« Reply #19 on: May 04, 2010, 07:01:54 AM »
Never looked deeply into it but I would assume that it is the spacing of the three signals that would let your drive know the commutation startup. So if it was two pole the signals would be 180 out, 3 pole 120 out, 4 pole  90.

I am afraid this is not correct as there are always 3 signals and they are equally spread along the 360 degrees of one revolution, meaning there would always be a 120 degrees phase shift between them. Also, brushless motors are essentially 3-phase motors so the control signal is always 3 phase 120 degrees apart and the commutation signal must match. You can also see this in the Ultra manuals where they specify the signals' phasing - nothing mentioned about the motor poles number. As I see it, the number of poles only dictates the control signal frequency to achieve a given speed and the commutation essentially follows that frequency.
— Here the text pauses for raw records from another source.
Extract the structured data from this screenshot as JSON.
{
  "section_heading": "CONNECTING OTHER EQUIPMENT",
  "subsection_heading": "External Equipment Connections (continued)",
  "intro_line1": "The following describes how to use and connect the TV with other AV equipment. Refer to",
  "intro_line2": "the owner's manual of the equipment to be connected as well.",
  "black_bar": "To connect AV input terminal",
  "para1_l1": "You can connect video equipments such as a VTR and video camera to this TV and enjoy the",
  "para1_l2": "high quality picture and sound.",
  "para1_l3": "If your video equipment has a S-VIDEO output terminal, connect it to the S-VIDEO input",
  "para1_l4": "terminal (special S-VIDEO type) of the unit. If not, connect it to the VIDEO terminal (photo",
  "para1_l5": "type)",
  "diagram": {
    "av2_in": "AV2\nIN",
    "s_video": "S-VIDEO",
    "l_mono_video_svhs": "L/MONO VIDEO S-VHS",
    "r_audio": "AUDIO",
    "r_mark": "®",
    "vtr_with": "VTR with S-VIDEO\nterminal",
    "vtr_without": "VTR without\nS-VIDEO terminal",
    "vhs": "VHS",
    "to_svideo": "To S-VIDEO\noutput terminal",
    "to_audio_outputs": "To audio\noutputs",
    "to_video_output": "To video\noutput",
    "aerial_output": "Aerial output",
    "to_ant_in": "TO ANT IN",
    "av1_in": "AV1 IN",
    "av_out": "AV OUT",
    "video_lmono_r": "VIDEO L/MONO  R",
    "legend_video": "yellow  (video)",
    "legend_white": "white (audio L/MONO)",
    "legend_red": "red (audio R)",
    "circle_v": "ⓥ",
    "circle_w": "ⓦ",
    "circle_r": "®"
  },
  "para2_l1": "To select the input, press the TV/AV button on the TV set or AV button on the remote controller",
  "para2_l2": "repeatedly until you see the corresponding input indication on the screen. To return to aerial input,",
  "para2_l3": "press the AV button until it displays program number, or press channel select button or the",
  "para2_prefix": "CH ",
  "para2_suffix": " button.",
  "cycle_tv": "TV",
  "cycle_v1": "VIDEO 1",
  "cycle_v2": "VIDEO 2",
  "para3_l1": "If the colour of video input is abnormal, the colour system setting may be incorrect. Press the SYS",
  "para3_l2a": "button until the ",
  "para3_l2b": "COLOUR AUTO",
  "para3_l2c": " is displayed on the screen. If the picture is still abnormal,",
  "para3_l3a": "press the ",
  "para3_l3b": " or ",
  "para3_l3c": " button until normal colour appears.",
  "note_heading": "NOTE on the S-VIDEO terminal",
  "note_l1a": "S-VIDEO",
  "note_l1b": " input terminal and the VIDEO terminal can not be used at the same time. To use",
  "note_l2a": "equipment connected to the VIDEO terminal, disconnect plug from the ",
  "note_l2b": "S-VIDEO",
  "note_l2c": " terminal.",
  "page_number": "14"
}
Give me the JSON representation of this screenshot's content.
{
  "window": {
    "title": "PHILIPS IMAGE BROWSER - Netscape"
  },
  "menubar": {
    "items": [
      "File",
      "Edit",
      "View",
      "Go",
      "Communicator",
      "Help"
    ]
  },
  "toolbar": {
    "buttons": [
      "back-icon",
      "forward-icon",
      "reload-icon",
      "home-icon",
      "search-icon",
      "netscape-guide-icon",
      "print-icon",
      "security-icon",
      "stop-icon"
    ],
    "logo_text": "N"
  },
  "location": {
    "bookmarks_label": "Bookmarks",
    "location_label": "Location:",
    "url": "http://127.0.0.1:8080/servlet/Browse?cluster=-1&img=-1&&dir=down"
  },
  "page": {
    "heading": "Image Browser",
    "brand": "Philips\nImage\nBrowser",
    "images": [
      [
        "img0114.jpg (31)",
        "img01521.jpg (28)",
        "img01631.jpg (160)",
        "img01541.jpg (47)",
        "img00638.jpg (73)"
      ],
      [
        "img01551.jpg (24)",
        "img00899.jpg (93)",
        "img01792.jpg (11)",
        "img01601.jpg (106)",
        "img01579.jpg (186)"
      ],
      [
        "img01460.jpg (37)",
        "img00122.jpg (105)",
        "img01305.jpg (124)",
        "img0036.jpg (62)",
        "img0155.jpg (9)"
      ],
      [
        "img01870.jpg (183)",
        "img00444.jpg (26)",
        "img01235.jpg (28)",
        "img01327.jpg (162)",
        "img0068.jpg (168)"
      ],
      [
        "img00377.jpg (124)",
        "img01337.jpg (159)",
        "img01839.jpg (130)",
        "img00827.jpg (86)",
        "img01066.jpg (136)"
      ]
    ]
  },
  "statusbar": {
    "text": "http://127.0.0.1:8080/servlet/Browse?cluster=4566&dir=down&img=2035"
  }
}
Still dont think the resolver will work or I would imagine AB would mention it, then again only  one way to find out ;)
Yep... will do some reading on Sin/Cos encoders and try to understand their operation. Hopefully the Sin/Cos signal of these encoders and those of a resolver are the same and AB say their Ultra drives don't support resolvers merely because their drives don't have an AC excitation signal required for resolvers. In this case an external signal might be used I assume.

As far as I am aware BLDC and AC servo motors are one in the same but it is the drives that are different in the way they do the commutation. The Ultra drives are AC.

Hood

Yes, I also thought the Ultra drives were AC, but if I understand what Nosmo says, then since they are using hall feedback they are BLDC??  :-\

Daniel